2019 - Healthy Babies Bright Futures publishes “What’s in My Baby Food?”

The non-profit organization Healthy Babies Bright Futures published “What’s in My Baby Food?”, a report focusing on the presence of heavy metals in baby food. It revealed that a whopping 95% of the baby food examined had dangerous concentrations of arsenic, cadmium, lead, and mercury. Only 9 out of the 168 baby food containers tested had no trace of heavy metals. The organization conducted the test on 13 different food types under 61 baby food brand names. To comprehend how serious the problem is, let the fact that one in four baby foods contained all four heavy metals sink in.

2018 - Consumer Reports study

A study led by Consumer Reports also found alarming levels of heavy metals in baby food. The researchers examined 50 nationally distributed packaged baby foods and tested the products for cadmium, arsenic, mercury, and lead. Shockingly, every product had measurable concentrations of at least one heavy metal, and 68% had concerning levels of at least one heavy metal. Moreover, 15 of the foods analyzed would greatly endanger the health of the baby if they were fed one serving or less of these products a day. Lastly, snacks and products containing sweet potatoes and rice were especially likely to have a high concentration of heavy metals, and organic foods were as likely to have toxic agents as regular baby food.
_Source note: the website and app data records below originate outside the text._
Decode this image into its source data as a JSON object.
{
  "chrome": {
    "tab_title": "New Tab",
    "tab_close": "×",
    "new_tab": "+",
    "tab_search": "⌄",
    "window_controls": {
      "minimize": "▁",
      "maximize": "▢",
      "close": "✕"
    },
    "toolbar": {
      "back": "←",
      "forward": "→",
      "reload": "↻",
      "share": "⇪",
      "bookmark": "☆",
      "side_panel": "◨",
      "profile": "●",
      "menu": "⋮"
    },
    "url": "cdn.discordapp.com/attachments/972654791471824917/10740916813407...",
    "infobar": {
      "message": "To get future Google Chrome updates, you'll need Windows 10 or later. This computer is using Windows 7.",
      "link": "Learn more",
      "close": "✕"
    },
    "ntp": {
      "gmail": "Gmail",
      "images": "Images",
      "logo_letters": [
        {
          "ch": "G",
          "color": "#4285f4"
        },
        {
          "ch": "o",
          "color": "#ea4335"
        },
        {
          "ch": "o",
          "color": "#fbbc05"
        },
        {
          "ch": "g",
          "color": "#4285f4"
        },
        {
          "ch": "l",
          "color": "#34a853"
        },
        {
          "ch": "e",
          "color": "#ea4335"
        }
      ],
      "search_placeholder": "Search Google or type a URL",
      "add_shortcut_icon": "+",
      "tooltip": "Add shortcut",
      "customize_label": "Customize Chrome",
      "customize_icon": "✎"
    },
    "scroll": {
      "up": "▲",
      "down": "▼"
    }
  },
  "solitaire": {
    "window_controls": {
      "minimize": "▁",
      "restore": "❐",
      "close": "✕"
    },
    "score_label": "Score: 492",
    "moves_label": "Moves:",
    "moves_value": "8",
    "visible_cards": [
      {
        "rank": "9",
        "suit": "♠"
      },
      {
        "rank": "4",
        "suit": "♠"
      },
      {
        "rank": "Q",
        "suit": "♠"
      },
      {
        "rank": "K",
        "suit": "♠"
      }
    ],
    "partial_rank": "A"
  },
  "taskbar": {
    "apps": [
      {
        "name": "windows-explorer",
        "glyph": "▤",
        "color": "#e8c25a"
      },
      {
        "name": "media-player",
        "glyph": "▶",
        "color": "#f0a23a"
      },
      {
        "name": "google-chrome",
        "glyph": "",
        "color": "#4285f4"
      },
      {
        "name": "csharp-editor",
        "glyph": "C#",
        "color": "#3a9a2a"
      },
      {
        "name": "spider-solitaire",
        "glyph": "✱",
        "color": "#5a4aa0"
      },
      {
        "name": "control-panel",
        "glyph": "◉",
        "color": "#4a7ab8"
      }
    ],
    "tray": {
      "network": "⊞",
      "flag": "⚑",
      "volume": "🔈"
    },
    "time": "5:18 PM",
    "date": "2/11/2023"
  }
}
2017 - Clean Label Project

The study of a non-profit organization, Clean Label Project, found that up to 30% of baby food contains lead and other toxic agents, such as mercury, arsenic, pesticides, and acrylamides. The American Academy of Pediatrics had previously brought to the attention of the Food and Drug Administration this problem and urged it to change the standards and to recognize that there is no safe limit of lead in baby food. However, this study had numerous other findings. Over 50% of infant formula contained arsenic, while soy-based infant formula had a concentration of cadmium seven times higher than other products. Finally, more than 50% of products claiming to be BPA-free tested positive for this harmful agent.